The mythic aspects of the sword and axe flow in part from their function. The rest is history and religion.
It is magic to Iron Age cultures - because sword technology seemed magic in the Iron Age. Perhaps this is why magic swords are cooler, more prevalent, more interesting in D&D than any other kind of weapon. It is a ritual weapon of the magician and the priest. (Ritual, I emphasize.)
It is male, direct, patriarchal. It is shaped like the Cross. It is holy - at least until Michael Moorcock turned the idea on its head.

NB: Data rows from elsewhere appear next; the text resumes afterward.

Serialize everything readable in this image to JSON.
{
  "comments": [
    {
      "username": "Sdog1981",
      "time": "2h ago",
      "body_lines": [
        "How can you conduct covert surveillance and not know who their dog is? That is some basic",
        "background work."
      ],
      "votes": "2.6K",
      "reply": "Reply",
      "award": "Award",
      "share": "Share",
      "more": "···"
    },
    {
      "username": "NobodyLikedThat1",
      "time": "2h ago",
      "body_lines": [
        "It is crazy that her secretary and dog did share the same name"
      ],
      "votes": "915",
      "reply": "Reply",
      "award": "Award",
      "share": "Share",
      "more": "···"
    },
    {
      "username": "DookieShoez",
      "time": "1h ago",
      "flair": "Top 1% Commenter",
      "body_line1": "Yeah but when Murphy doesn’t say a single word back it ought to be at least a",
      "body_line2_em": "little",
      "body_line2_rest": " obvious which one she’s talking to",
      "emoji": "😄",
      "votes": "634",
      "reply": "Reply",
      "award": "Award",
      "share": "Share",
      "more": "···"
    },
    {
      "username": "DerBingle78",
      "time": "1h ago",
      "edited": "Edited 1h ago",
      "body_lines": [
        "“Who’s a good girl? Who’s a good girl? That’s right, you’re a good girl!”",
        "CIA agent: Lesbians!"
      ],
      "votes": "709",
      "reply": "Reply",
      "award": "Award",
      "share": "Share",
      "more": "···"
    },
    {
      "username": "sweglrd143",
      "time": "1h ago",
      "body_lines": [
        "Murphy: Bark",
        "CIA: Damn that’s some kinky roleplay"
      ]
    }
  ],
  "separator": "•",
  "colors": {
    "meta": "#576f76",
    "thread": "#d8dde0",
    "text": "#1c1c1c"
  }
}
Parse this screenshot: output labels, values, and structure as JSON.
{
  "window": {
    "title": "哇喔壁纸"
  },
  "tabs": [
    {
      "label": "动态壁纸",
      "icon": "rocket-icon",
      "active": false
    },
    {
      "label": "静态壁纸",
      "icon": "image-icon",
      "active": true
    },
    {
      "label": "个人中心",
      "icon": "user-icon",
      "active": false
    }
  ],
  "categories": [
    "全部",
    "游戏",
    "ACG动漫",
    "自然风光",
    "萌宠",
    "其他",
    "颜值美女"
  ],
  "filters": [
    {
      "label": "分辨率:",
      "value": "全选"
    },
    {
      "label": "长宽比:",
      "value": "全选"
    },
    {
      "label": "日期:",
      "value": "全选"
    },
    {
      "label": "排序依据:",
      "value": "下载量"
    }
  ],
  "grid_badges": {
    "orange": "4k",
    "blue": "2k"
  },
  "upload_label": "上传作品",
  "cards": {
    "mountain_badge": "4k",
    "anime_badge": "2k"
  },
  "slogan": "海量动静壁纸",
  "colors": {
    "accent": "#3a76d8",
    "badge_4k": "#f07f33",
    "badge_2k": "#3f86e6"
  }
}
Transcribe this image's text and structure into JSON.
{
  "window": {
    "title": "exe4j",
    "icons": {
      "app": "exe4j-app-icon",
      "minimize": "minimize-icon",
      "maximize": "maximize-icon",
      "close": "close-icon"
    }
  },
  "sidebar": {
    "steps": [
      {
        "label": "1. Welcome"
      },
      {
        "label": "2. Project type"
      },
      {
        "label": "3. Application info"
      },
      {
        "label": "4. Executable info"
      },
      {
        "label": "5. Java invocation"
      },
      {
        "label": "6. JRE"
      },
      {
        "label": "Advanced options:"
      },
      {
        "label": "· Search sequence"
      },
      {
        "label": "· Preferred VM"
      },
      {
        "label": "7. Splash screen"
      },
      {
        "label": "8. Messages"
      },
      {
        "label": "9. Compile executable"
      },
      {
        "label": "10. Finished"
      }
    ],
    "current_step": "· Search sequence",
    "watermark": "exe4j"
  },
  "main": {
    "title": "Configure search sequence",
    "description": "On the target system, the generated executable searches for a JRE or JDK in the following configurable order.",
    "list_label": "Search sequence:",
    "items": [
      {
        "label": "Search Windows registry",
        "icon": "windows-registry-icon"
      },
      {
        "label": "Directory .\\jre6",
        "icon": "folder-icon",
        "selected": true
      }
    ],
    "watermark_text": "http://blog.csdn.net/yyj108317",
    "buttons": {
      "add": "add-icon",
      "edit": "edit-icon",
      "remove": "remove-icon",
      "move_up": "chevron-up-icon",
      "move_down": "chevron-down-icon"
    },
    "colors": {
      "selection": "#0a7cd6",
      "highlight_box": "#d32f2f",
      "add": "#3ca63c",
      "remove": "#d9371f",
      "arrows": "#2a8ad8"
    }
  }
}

Its use in execution is reserved for the nobility, in Europe and Japan alike.
A priest of the sword gains the right to carry this edged weapon but at a terrible price. He cannot heal; his curative spells become open, bleeding wounds, cast through the metal of the sword and deepening its strikes.
Single-bitted, the axe is a barbarian armament; it is thunder, force narrowly concentrated.
It is the tool used by the state to decapitate commoners. Bound in reeds, it is the Roman fasces - the power of the state bound by the will of the many. It is the tool used by the priest to sacrifice cattle. Dominion over the impure.
A priestess of the axe seeks out the deep places of the earth, but reserves her holy weapon for the object of her quest, the dark sacrifice. Healing and wounding are all the same to her. She may not summon light, but knows a charm for seeing in the dark.
Dungeon Magazine #136
4 hours ago